Vancouver Coastal Health is investigating reports of physicians who got their second COVID-19 vaccine doses before they were permitted to do so. Such physicians may be disciplined, according to an internal memo.

Health Minister Adrian Dix said today it’s disappointing to hear about these cases but he emphasized that they were picked up because of a provincial database that tracks every dose.

The internal memo stated:

“Through this system, it has come to our attention that there haven been instances in which physicians have attended our clinics and received their second dose of vaccine before they were invited or permitted to do so. These instances will be investigated and may result in disciplinary action.”

The government’s approach is to provide second doses of both the Pfizer and Moderna vaccines about 35 days after the first dose. B.C. decided to delay the second dose to 35 days, rather than the manufacturers’ recommendation of 21 to 28 days. By the end of March, B.C. expects that just over 240,000 people will have received two doses.

Dix said the government won’t comment further on physicians who skirted rules because “these are human resource issues and we won’t be commenting on them publicly.” He said while there have been media reports about  “a few” individuals who’ve “gotten out of line”  for immunizations, such cases shouldn’t detract from the success of the “work to date that overall has been excellent.”

Doctors of B.C., the group representing 14,000 physicians across the province, did not have a comment on the matter. Sharon Shore, a spokeswoman, said: “Given that we just found out about this situation a little while ago, we cannot comment without knowing more about what happened.” (The internal memo was obtained by yesterday).

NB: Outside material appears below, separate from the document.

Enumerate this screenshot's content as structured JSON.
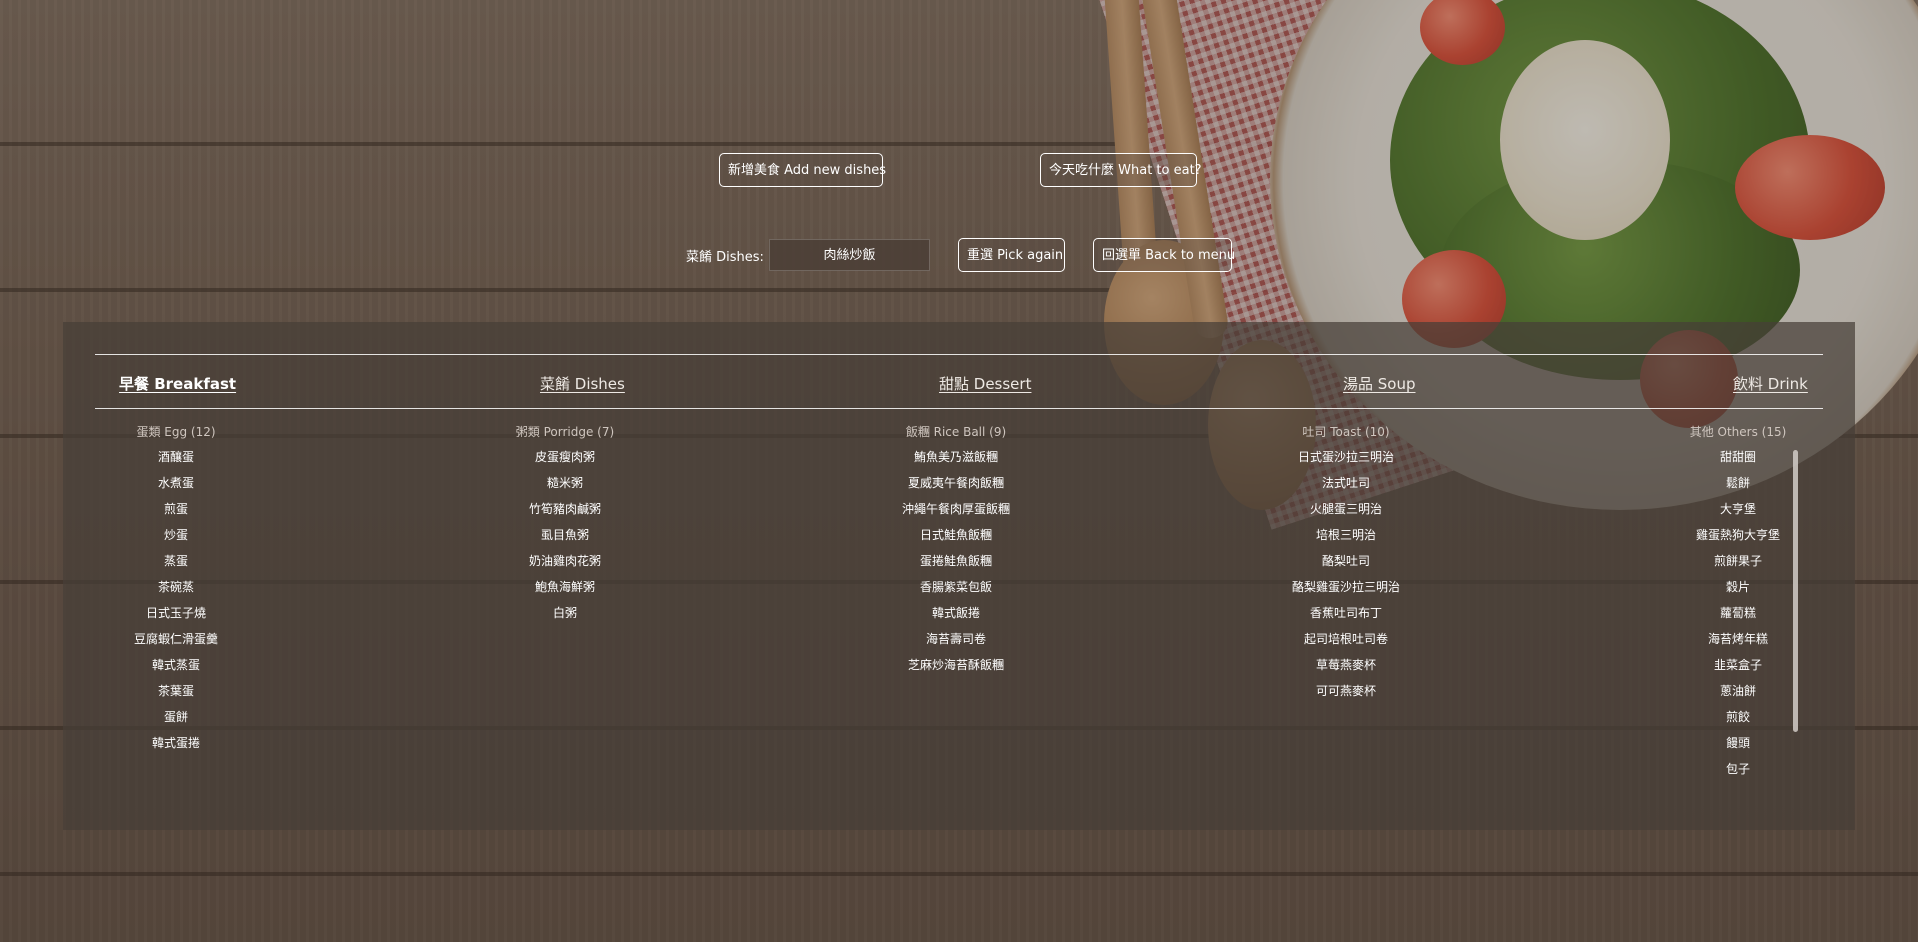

About 63,000 doses have been delivered to high priority individuals like front line healthcare workers and residents of long term care thus far. The number of vaccinations has steadily declined in the past week because of shrinking supplies but the province is expecting more deliveries today and throughout the rest of the week.

Dr. Penny Ballem, chair of the VCH board, said she takes the matter involving the physicians who got earlier vaccinations seriously and “we hope it won’t be something we see a recurrence of.”

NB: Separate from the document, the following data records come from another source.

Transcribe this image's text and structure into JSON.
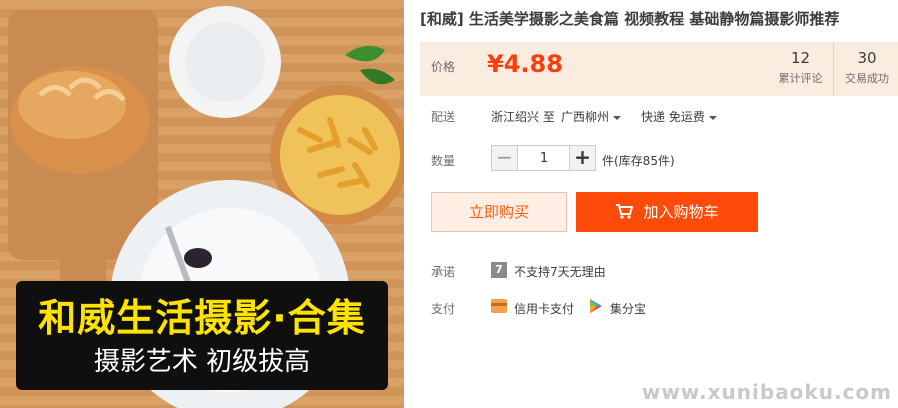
{
  "product": {
    "title": "[和威] 生活美学摄影之美食篇 视频教程 基础静物篇摄影师推荐",
    "banner_title": "和威生活摄影·合集",
    "banner_subtitle": "摄影艺术 初级拔高"
  },
  "price": {
    "label": "价格",
    "value": "¥4.88",
    "reviews_count": "12",
    "reviews_label": "累计评论",
    "deals_count": "30",
    "deals_label": "交易成功"
  },
  "shipping": {
    "label": "配送",
    "from": "浙江绍兴 至",
    "to": "广西柳州",
    "method": "快递 免运费"
  },
  "quantity": {
    "label": "数量",
    "value": "1",
    "minus": "−",
    "plus": "+",
    "stock": "件(库存85件)"
  },
  "actions": {
    "buy_now": "立即购买",
    "add_to_cart": "加入购物车"
  },
  "promise": {
    "label": "承诺",
    "icon_text": "7",
    "text": "不支持7天无理由"
  },
  "payment": {
    "label": "支付",
    "credit_card": "信用卡支付",
    "jifenbao": "集分宝"
  },
  "watermark": "www.xunibaoku.com",
  "icons": {
    "cart": "cart-icon",
    "promise": "seven-day-icon",
    "credit_card": "credit-card-icon",
    "jifenbao": "jifenbao-icon"
  },
  "colors": {
    "accent": "#ff4b0a",
    "price": "#ff3d0c",
    "price_bg": "#fbece0",
    "buy_bg": "#ffeee3"
  }
}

Vancouver Coastal Health was asked for comments yesterday, after I obtained the internal memo. The response sent today says:

“Vancouver Coastal Health (VCH) is committed to the roll-out of the COVID-19 immunization program in line with guidelines set out by the Ministry and the National Advisory Committee on Immunizations.

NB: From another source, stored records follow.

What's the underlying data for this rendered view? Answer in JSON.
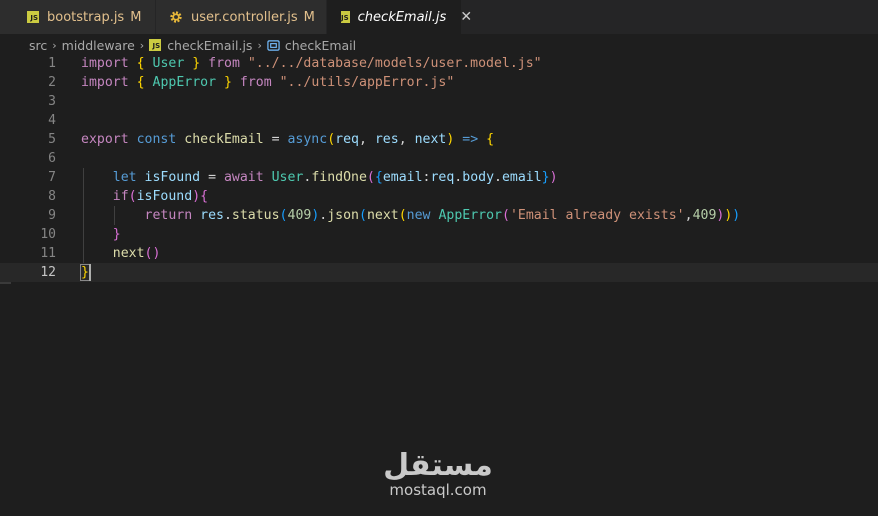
{
  "tabs": [
    {
      "label": "bootstrap.js",
      "modified": "M",
      "icon": "js-file-icon"
    },
    {
      "label": "user.controller.js",
      "modified": "M",
      "icon": "gear-icon"
    },
    {
      "label": "checkEmail.js",
      "icon": "js-file-icon",
      "active": true,
      "close": "✕"
    }
  ],
  "breadcrumb": {
    "segments": [
      "src",
      "middleware",
      "checkEmail.js",
      "checkEmail"
    ],
    "separator": "›"
  },
  "editor": {
    "line_numbers": [
      "1",
      "2",
      "3",
      "4",
      "5",
      "6",
      "7",
      "8",
      "9",
      "10",
      "11",
      "12"
    ],
    "current_line": "12",
    "code_lines": [
      "import { User } from \"../../database/models/user.model.js\"",
      "import { AppError } from \"../utils/appError.js\"",
      "",
      "",
      "export const checkEmail = async(req, res, next) => {",
      "",
      "    let isFound = await User.findOne({email:req.body.email})",
      "    if(isFound){",
      "        return res.status(409).json(next(new AppError('Email already exists',409)))",
      "    }",
      "    next()",
      "}"
    ]
  },
  "watermark": {
    "logo": "مستقل",
    "url": "mostaql.com"
  },
  "colors": {
    "background": "#1e1e1e",
    "keyword": "#c586c0",
    "storage": "#569cd6",
    "variable": "#9cdcfe",
    "function": "#dcdcaa",
    "class": "#4ec9b0",
    "string": "#ce9178",
    "number": "#b5cea8",
    "modified": "#e2c08d"
  }
}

Administering the first doses of vaccine to as many vulnerable and high-risk people as possible in these early weeks will have the greatest impact on reducing severe illness, hospitalizations and death.

The overwhelming majority of healthcare professionals are following public health direction, and we are following-up on any individuals who have received a second dose of vaccine before they were invited to do so.

VCH is currently investigating and appropriate action will be taken to address any breaches of public health direction regarding vaccine administration.”

Meanwhile, at a teleconference press briefing, Dix announced that Ballem will be taking on an additional role as the provincial immunization leader for the “largest vaccination program in history.”

Dr. Ross Brown, who has been heading the pandemic response program since November, will continue to work on the vaccination program, under Ballem’s direction.

“I feel very happy and honoured to have this opportunity,” Ballem said. “It’s a mammoth task, but it can be done.”

Ballem, a former hematologist whose high-powered career has included jobs including deputy minister of health and Vancouver city manager, will lead the coordination efforts across the province. Provincial health officer Dr. Bonnie Henry said Ballem will direct the massive effort  “whether it’s business or government or municipalities to help support us being able to equitably and rapidly provide this protection to as many of our community members as possible.”

The goal is to achieve herd immunity to COVID-19 by September.

While about 25,000 B.C. residents have been vaccinated weekly in the past month, Dix said the numbers should almost triple by next month when nearly 70,000 doses a week are delivered.

The B.C. vaccine plan is here.